[Items from an interface collection]
☆ ☆ ☆

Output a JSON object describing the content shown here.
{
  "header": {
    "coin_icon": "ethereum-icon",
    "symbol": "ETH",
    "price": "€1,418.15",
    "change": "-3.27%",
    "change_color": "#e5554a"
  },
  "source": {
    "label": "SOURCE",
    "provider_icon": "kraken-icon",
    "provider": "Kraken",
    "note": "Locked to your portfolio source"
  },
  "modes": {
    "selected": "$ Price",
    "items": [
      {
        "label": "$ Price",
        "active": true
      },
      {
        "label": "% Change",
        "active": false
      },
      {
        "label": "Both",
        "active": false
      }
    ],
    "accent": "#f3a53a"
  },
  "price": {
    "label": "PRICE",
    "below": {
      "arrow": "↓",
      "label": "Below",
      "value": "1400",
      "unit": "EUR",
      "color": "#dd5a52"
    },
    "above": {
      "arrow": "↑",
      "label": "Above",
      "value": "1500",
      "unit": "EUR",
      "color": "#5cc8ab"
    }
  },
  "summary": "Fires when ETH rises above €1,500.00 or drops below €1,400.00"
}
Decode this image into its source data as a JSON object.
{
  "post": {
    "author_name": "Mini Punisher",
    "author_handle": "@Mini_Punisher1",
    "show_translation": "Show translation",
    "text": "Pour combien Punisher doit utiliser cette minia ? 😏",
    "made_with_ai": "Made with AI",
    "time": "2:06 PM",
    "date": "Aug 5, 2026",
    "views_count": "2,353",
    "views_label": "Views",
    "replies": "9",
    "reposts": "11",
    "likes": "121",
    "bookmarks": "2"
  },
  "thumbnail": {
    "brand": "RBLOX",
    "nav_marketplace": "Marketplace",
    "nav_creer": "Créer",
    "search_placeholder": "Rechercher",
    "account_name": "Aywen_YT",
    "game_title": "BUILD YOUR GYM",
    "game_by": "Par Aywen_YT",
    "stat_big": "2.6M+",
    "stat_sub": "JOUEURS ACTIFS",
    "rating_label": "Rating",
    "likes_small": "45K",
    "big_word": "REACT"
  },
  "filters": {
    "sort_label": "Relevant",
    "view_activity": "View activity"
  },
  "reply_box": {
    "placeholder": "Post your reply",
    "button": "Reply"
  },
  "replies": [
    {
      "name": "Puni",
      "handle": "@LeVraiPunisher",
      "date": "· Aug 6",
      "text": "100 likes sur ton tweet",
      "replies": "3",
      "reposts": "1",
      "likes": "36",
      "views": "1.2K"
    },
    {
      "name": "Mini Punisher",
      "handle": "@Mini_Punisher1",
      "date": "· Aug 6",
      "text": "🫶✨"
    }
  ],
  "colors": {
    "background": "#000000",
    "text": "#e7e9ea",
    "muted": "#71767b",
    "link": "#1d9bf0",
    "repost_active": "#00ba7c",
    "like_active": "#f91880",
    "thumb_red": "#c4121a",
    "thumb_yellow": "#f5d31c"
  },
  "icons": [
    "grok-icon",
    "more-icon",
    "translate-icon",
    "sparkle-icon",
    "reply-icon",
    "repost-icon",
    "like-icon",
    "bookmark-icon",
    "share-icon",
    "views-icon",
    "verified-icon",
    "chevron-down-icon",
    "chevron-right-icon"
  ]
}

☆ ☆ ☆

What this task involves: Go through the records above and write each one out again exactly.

Task answer:
Output a JSON object describing the content shown here.
{
  "header": {
    "coin_icon": "ethereum-icon",
    "symbol": "ETH",
    "price": "€1,418.15",
    "change": "-3.27%",
    "change_color": "#e5554a"
  },
  "source": {
    "label": "SOURCE",
    "provider_icon": "kraken-icon",
    "provider": "Kraken",
    "note": "Locked to your portfolio source"
  },
  "modes": {
    "selected": "$ Price",
    "items": [
      {
        "label": "$ Price",
        "active": true
      },
      {
        "label": "% Change",
        "active": false
      },
      {
        "label": "Both",
        "active": false
      }
    ],
    "accent": "#f3a53a"
  },
  "price": {
    "label": "PRICE",
    "below": {
      "arrow": "↓",
      "label": "Below",
      "value": "1400",
      "unit": "EUR",
      "color": "#dd5a52"
    },
    "above": {
      "arrow": "↑",
      "label": "Above",
      "value": "1500",
      "unit": "EUR",
      "color": "#5cc8ab"
    }
  },
  "summary": "Fires when ETH rises above €1,500.00 or drops below €1,400.00"
}
Decode this image into its source data as a JSON object.
{
  "post": {
    "author_name": "Mini Punisher",
    "author_handle": "@Mini_Punisher1",
    "show_translation": "Show translation",
    "text": "Pour combien Punisher doit utiliser cette minia ? 😏",
    "made_with_ai": "Made with AI",
    "time": "2:06 PM",
    "date": "Aug 5, 2026",
    "views_count": "2,353",
    "views_label": "Views",
    "replies": "9",
    "reposts": "11",
    "likes": "121",
    "bookmarks": "2"
  },
  "thumbnail": {
    "brand": "RBLOX",
    "nav_marketplace": "Marketplace",
    "nav_creer": "Créer",
    "search_placeholder": "Rechercher",
    "account_name": "Aywen_YT",
    "game_title": "BUILD YOUR GYM",
    "game_by": "Par Aywen_YT",
    "stat_big": "2.6M+",
    "stat_sub": "JOUEURS ACTIFS",
    "rating_label": "Rating",
    "likes_small": "45K",
    "big_word": "REACT"
  },
  "filters": {
    "sort_label": "Relevant",
    "view_activity": "View activity"
  },
  "reply_box": {
    "placeholder": "Post your reply",
    "button": "Reply"
  },
  "replies": [
    {
      "name": "Puni",
      "handle": "@LeVraiPunisher",
      "date": "· Aug 6",
      "text": "100 likes sur ton tweet",
      "replies": "3",
      "reposts": "1",
      "likes": "36",
      "views": "1.2K"
    },
    {
      "name": "Mini Punisher",
      "handle": "@Mini_Punisher1",
      "date": "· Aug 6",
      "text": "🫶✨"
    }
  ],
  "colors": {
    "background": "#000000",
    "text": "#e7e9ea",
    "muted": "#71767b",
    "link": "#1d9bf0",
    "repost_active": "#00ba7c",
    "like_active": "#f91880",
    "thumb_red": "#c4121a",
    "thumb_yellow": "#f5d31c"
  },
  "icons": [
    "grok-icon",
    "more-icon",
    "translate-icon",
    "sparkle-icon",
    "reply-icon",
    "repost-icon",
    "like-icon",
    "bookmark-icon",
    "share-icon",
    "views-icon",
    "verified-icon",
    "chevron-down-icon",
    "chevron-right-icon"
  ]
}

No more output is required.